▶ _Required work_
Read through the lines below for the string "icon" and copy each one that has it.

=-=-=

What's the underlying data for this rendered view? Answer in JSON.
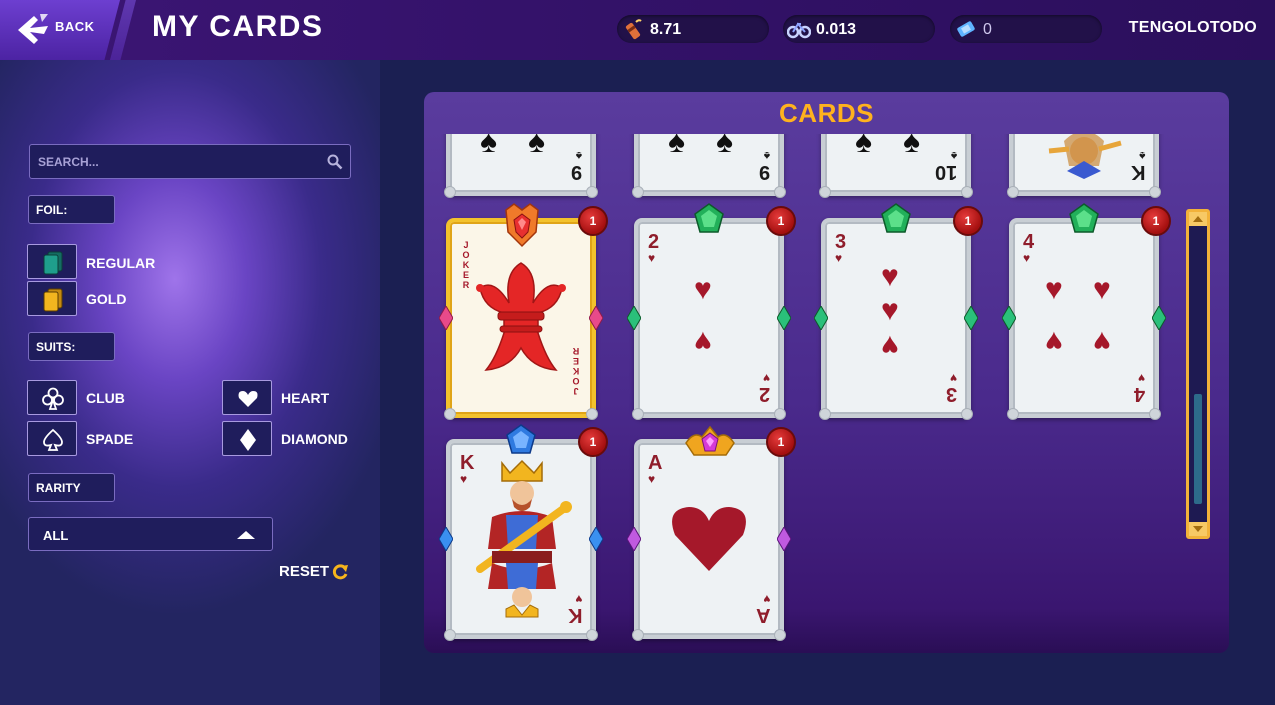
{
  "header": {
    "back_label": "BACK",
    "title": "MY CARDS",
    "stats": [
      {
        "icon": "dynamite-icon",
        "value": "8.71"
      },
      {
        "icon": "bicycle-token-icon",
        "value": "0.013"
      },
      {
        "icon": "ticket-icon",
        "value": "0"
      }
    ],
    "username": "TENGOLOTODO"
  },
  "filters": {
    "search_placeholder": "SEARCH...",
    "foil_label": "FOIL:",
    "foil_options": [
      {
        "label": "REGULAR",
        "color": "#1f9e8c"
      },
      {
        "label": "GOLD",
        "color": "#f2b51f"
      }
    ],
    "suits_label": "SUITS:",
    "suit_options": [
      {
        "label": "CLUB"
      },
      {
        "label": "HEART"
      },
      {
        "label": "SPADE"
      },
      {
        "label": "DIAMOND"
      }
    ],
    "rarity_label": "RARITY",
    "rarity_value": "ALL",
    "reset_label": "RESET"
  },
  "cards_panel": {
    "title": "CARDS",
    "cards": [
      {
        "rank": "9",
        "suit": "spade",
        "count": null,
        "gem": null
      },
      {
        "rank": "9",
        "suit": "spade",
        "count": null,
        "gem": null
      },
      {
        "rank": "10",
        "suit": "spade",
        "count": null,
        "gem": null
      },
      {
        "rank": "K",
        "suit": "spade",
        "count": null,
        "gem": null
      },
      {
        "rank": "JOKER",
        "suit": "joker",
        "count": "1",
        "gem": "red-crown"
      },
      {
        "rank": "2",
        "suit": "heart",
        "count": "1",
        "gem": "green"
      },
      {
        "rank": "3",
        "suit": "heart",
        "count": "1",
        "gem": "green"
      },
      {
        "rank": "4",
        "suit": "heart",
        "count": "1",
        "gem": "green"
      },
      {
        "rank": "K",
        "suit": "heart",
        "count": "1",
        "gem": "blue"
      },
      {
        "rank": "A",
        "suit": "heart",
        "count": "1",
        "gem": "pink-crown"
      }
    ]
  },
  "colors": {
    "accent_gold": "#ffb21e",
    "heart_red": "#a5182a",
    "badge_red": "#c31a1a"
  }
}
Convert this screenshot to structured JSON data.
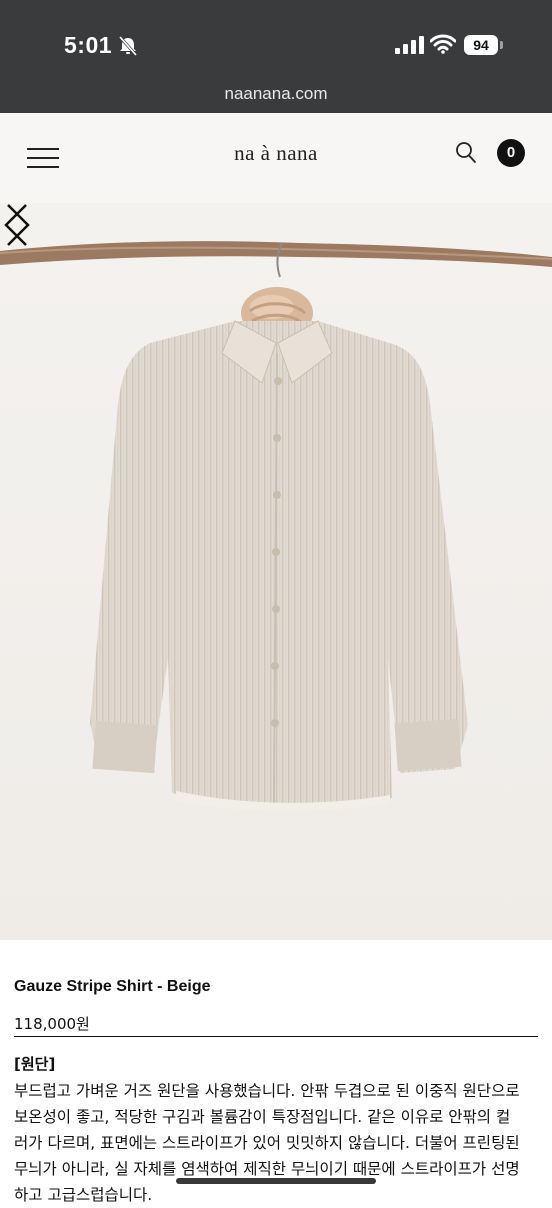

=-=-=

▶ _Answer space_
        "icon": "dynamite-icon",
        "icon": "bicycle-token-icon",
        "icon": "ticket-icon",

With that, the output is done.